Linux: Changing Hostname on a Linux Server.

Changing Hostname On a Linux Server.
April 30, 2019.

The manual method:
This method will work on nearly any Linux distribution.

Before we get into this method, do note it will require you to reboot the server. Otherwise, the new hostname will not go into effect and you could wind up with some random issues—depending upon what your server is used for.

Open up a terminal window. We can find out what our current hostname is by issuing the command hostname in Linux.

[test@testdb]#hostname
#testdb.dept118.local
[test@testdb]#
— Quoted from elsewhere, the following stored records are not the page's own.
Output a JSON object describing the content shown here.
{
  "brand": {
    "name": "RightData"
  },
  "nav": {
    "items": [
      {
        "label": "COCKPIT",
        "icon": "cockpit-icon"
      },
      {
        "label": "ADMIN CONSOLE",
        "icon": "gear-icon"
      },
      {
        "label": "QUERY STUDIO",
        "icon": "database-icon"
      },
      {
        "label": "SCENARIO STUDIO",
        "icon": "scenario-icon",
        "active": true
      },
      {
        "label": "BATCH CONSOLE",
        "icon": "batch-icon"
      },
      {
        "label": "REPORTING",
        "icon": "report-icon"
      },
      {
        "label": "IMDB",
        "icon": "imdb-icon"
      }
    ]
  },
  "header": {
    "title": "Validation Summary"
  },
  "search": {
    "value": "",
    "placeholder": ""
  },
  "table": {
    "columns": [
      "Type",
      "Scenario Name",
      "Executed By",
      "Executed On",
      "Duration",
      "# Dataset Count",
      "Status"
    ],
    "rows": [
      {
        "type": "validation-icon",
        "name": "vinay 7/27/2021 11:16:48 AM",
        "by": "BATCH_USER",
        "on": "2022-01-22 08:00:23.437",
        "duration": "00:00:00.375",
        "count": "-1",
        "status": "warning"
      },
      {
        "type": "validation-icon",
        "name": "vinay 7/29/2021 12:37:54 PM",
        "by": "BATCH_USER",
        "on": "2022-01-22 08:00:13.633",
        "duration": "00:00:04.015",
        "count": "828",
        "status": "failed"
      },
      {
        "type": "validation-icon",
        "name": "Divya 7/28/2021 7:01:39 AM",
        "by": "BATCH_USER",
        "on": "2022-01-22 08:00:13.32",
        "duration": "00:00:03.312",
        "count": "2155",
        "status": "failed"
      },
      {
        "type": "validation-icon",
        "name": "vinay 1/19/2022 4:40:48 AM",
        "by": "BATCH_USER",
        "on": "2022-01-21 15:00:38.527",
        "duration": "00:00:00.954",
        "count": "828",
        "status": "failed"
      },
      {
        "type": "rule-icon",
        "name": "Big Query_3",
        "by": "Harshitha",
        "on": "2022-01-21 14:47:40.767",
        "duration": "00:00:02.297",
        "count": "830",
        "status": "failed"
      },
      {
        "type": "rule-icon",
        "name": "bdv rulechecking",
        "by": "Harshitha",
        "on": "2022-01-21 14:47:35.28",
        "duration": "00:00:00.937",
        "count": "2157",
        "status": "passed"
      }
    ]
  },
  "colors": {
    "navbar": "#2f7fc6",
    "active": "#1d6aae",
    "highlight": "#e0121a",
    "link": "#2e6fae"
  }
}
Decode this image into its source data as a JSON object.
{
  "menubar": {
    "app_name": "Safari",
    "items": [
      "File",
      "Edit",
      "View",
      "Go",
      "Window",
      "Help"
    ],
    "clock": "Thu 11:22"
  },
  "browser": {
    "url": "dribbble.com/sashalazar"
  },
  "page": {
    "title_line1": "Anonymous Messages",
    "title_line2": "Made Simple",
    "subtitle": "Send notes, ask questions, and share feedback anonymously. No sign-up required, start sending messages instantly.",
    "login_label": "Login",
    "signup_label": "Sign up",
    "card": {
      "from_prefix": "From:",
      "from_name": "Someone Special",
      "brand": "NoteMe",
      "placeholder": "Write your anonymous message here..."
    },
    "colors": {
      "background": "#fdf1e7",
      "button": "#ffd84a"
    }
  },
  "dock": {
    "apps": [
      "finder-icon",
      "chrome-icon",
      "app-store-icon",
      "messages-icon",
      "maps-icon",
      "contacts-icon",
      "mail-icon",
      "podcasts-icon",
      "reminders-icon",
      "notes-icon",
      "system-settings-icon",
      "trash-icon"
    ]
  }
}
To modify the hostname, we need to modify two files.
vi /etc/hostname.
In this file you will see a single line that contains your system hostname. Edit that line to reflect the new hostname. Once you’ve done that, save and close the file.

Now we modify /etc/hosts file.
vi /etc/hosts
In this file, you’ll want to change any instance of the old hostname to reflect the new hostname. There should only be one entry/line to change.

Save the file.
Exit.
Reboot.

Once it is up, the new hostname should take effect. Open a terminal window. Issue hostname command. You will see the new name within the prompt.

Notes on VM Linux node existing within a windows infrastructure.
When we change the hosts file and the hostname above, the DNS entries local to the Linux VM node will change to the new name, BUT, if we are connecting to this from a Windows system, say, a remote putty session or any other remote session connect, then the DNS entries within the Windows domain need to be changed to point at at the new hostname.

Prakash